MONTGOMERY, Ala. (AP) — New laws requiring voters to present photo identification at the polls were enforced in two Southern primaries on Tuesday, but with mixed results.
In Alabama, there were few hitches, but the count in a U.S. Senate race in Mississippi was slowed by provisional ballots cast by people who lacked identification under the new voter ID law. Ultimately, there weren't enough provisional ballots in question to give either candidate a majority and a runoff will be held next month.
Here are five things to know about voter ID laws:
WHAT HAPPENED DURING THE PRIMARIES?
No major problems were reported in Alabama, where Republicans control the Legislature and governor's office, although a Democratic-led group said poll workers turned away an unspecified number of voters for not having the right ID, including a 93-year-old man who has been voting since World War II. In the Republican Senate primary in Mississippi, the provisional ballots slowed the vote tally in the race between incumbent Thad Cochran and tea party-backed challenger Chris McDaniel.
Six other states held primaries Tuesday, but did not have voter ID laws.
DID THE LAWS WORK BY CURBING ANY FRAUD?

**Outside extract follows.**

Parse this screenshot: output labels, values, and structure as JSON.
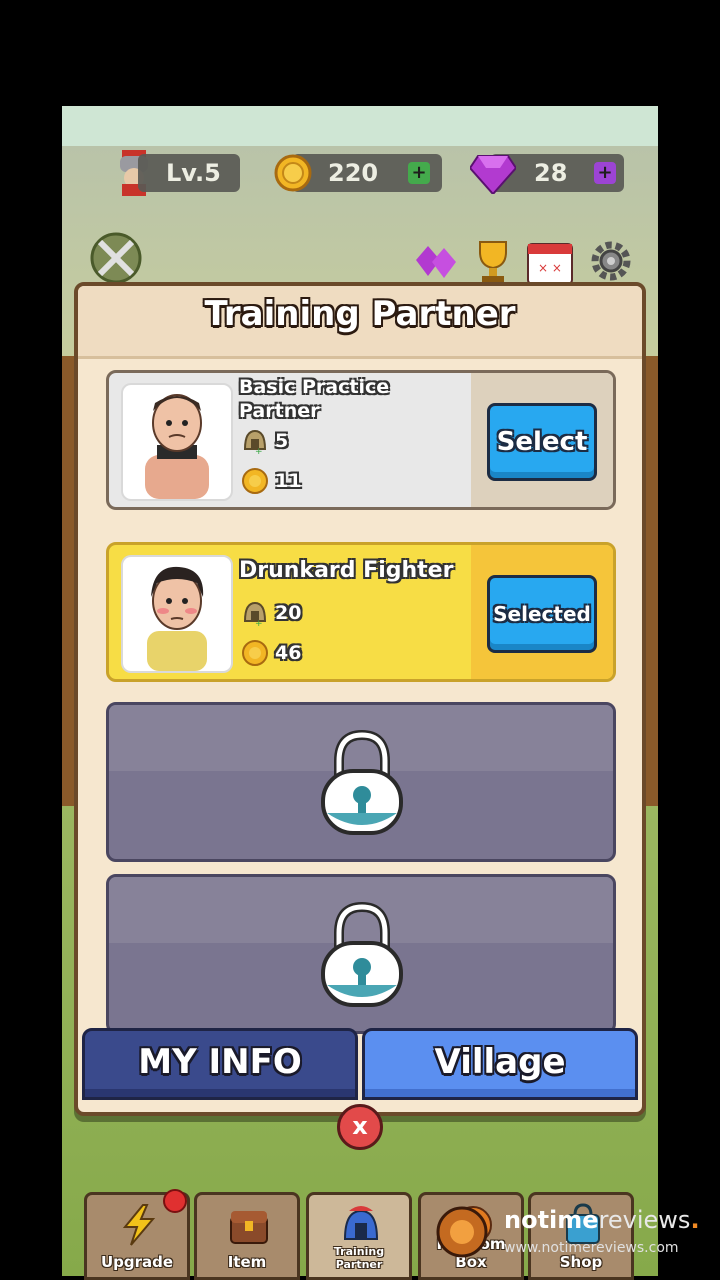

The absence of massive problems might mean the laws worked as intended, or it might mean nothing at all. Primary voters often are fully engaged in the political process, and their numbers are relatively small compared with general elections. The laws could have a different effect in November, when larger numbers of people could show up at polls without ID.
HOW MANY STATES HAVE SOME FORM OF THE LAW?
Thirty-four states have passed laws requiring some sort of identification from voters, but only 31 of them are in effect, according to the National Conference of State Legislatures. Courts have struck down voter ID laws in Pennsylvania and Wisconsin, and a law passed in North Carolina won't take effect until 2016.
WHY DO PEOPLE LIKE OR DISLIKE THE LAWS?
Supporters say the Republican-backed laws prevent fraud by making it more difficult for people to cast ballots in the name of inactive or even dead voters. Critics say such problems are virtually nonexistent, and they maintain the laws suppress voting by making it tougher for people to cast ballots because some poor and elderly voters don't have the right IDs.
THE NEXT BIG TEST FOR THE LAWS
Voter ID laws could come into play June 10 in Arkansas, where runoff elections are scheduled and early voting is underway. A county judge ruled the law was unconstitutional, but the state Supreme Court blocked the order from taking effect. The new law was enforced in primary voting last month, but officials said only a small number of voters were rejected. The Senate runoff in Mississippi will be June 24.